### WORK ORDER
In your answer, print each of the records below exactly.

Data about app and page elements
====

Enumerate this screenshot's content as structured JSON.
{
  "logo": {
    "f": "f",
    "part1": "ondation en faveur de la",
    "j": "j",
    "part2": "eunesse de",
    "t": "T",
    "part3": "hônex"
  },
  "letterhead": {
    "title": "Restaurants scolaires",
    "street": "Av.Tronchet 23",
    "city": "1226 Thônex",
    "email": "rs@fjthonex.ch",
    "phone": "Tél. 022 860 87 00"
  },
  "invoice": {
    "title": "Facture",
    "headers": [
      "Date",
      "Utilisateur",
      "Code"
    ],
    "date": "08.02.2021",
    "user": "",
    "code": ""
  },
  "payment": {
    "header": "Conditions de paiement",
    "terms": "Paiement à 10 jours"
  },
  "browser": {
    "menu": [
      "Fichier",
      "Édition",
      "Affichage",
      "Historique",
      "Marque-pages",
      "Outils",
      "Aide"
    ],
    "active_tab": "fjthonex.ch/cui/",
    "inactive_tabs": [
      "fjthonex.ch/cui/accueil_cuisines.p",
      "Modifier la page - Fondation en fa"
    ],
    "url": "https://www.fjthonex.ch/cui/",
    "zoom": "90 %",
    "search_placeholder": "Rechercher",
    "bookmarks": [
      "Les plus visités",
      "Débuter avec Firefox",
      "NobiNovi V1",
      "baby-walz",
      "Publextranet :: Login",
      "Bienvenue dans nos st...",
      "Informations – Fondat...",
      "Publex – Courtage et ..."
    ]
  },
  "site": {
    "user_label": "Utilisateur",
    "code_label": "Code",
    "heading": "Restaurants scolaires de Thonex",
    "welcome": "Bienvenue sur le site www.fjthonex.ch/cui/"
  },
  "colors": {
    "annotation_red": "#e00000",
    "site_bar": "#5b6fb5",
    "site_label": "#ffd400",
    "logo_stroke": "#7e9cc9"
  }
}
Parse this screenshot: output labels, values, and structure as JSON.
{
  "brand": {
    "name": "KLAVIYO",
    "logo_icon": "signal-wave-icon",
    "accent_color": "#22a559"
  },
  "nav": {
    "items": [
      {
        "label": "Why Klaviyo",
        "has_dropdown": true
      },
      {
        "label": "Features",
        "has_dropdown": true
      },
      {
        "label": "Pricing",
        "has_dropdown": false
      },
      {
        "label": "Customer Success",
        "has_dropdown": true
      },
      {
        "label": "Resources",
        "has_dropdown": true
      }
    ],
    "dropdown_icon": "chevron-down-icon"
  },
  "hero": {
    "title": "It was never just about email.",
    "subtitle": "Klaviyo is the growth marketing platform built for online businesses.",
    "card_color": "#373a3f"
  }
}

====

### RESPONSE TO THIS EXERCISE
Enumerate this screenshot's content as structured JSON.
{
  "logo": {
    "f": "f",
    "part1": "ondation en faveur de la",
    "j": "j",
    "part2": "eunesse de",
    "t": "T",
    "part3": "hônex"
  },
  "letterhead": {
    "title": "Restaurants scolaires",
    "street": "Av.Tronchet 23",
    "city": "1226 Thônex",
    "email": "rs@fjthonex.ch",
    "phone": "Tél. 022 860 87 00"
  },
  "invoice": {
    "title": "Facture",
    "headers": [
      "Date",
      "Utilisateur",
      "Code"
    ],
    "date": "08.02.2021",
    "user": "",
    "code": ""
  },
  "payment": {
    "header": "Conditions de paiement",
    "terms": "Paiement à 10 jours"
  },
  "browser": {
    "menu": [
      "Fichier",
      "Édition",
      "Affichage",
      "Historique",
      "Marque-pages",
      "Outils",
      "Aide"
    ],
    "active_tab": "fjthonex.ch/cui/",
    "inactive_tabs": [
      "fjthonex.ch/cui/accueil_cuisines.p",
      "Modifier la page - Fondation en fa"
    ],
    "url": "https://www.fjthonex.ch/cui/",
    "zoom": "90 %",
    "search_placeholder": "Rechercher",
    "bookmarks": [
      "Les plus visités",
      "Débuter avec Firefox",
      "NobiNovi V1",
      "baby-walz",
      "Publextranet :: Login",
      "Bienvenue dans nos st...",
      "Informations – Fondat...",
      "Publex – Courtage et ..."
    ]
  },
  "site": {
    "user_label": "Utilisateur",
    "code_label": "Code",
    "heading": "Restaurants scolaires de Thonex",
    "welcome": "Bienvenue sur le site www.fjthonex.ch/cui/"
  },
  "colors": {
    "annotation_red": "#e00000",
    "site_bar": "#5b6fb5",
    "site_label": "#ffd400",
    "logo_stroke": "#7e9cc9"
  }
}
Parse this screenshot: output labels, values, and structure as JSON.
{
  "brand": {
    "name": "KLAVIYO",
    "logo_icon": "signal-wave-icon",
    "accent_color": "#22a559"
  },
  "nav": {
    "items": [
      {
        "label": "Why Klaviyo",
        "has_dropdown": true
      },
      {
        "label": "Features",
        "has_dropdown": true
      },
      {
        "label": "Pricing",
        "has_dropdown": false
      },
      {
        "label": "Customer Success",
        "has_dropdown": true
      },
      {
        "label": "Resources",
        "has_dropdown": true
      }
    ],
    "dropdown_icon": "chevron-down-icon"
  },
  "hero": {
    "title": "It was never just about email.",
    "subtitle": "Klaviyo is the growth marketing platform built for online businesses.",
    "card_color": "#373a3f"
  }
}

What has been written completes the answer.